Dataset rows for apps and sites
----

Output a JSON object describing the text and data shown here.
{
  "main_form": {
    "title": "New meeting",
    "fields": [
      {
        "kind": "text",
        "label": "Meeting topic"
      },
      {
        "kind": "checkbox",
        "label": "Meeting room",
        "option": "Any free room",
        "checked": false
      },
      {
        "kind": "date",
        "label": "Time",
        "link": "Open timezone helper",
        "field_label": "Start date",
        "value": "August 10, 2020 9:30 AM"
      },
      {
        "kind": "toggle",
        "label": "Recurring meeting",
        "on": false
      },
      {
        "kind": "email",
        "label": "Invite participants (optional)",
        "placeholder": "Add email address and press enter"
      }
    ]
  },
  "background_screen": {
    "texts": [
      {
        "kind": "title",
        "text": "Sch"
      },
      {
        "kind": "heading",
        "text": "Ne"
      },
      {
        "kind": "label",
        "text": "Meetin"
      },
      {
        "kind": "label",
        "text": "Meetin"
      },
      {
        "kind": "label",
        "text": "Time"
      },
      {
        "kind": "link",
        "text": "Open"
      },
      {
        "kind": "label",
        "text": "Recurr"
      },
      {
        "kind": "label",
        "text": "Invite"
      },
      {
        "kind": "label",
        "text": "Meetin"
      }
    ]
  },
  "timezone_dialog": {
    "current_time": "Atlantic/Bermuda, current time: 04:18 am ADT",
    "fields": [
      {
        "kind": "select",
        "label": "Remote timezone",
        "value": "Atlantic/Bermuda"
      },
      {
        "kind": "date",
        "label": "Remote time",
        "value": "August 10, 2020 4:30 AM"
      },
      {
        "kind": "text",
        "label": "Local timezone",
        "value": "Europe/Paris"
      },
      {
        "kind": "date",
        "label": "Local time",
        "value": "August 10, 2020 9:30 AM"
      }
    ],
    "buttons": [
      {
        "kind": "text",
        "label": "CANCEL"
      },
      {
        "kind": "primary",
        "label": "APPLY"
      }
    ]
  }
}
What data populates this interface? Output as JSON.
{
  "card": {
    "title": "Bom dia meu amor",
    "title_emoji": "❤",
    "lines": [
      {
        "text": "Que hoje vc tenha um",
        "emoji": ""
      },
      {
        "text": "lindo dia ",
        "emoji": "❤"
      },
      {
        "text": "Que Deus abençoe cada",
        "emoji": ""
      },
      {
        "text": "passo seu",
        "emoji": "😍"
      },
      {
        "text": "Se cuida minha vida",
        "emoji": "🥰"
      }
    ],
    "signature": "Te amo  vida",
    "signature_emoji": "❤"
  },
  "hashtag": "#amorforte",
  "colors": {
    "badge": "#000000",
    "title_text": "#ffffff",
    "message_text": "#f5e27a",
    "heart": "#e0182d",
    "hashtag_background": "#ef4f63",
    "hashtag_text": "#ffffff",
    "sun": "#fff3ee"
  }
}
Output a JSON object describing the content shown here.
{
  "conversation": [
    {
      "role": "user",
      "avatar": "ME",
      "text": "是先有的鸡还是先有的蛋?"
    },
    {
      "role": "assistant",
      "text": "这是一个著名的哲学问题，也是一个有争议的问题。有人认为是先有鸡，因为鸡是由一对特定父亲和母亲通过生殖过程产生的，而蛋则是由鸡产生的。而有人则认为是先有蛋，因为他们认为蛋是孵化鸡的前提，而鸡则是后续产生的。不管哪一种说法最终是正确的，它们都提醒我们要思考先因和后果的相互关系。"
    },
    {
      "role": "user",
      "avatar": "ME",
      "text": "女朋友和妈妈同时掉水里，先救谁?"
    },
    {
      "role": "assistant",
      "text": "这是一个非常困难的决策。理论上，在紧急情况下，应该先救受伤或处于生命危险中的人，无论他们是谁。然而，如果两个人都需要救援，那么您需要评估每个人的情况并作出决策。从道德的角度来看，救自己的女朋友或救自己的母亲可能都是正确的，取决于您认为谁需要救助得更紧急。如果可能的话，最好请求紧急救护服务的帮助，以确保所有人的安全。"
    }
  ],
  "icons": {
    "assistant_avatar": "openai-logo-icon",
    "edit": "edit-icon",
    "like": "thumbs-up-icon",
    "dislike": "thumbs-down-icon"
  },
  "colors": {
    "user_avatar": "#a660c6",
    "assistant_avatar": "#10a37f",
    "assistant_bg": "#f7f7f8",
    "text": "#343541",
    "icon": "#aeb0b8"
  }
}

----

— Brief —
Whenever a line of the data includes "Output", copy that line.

— Reply —
Output a JSON object describing the text and data shown here.
What data populates this interface? Output as JSON.
Output a JSON object describing the content shown here.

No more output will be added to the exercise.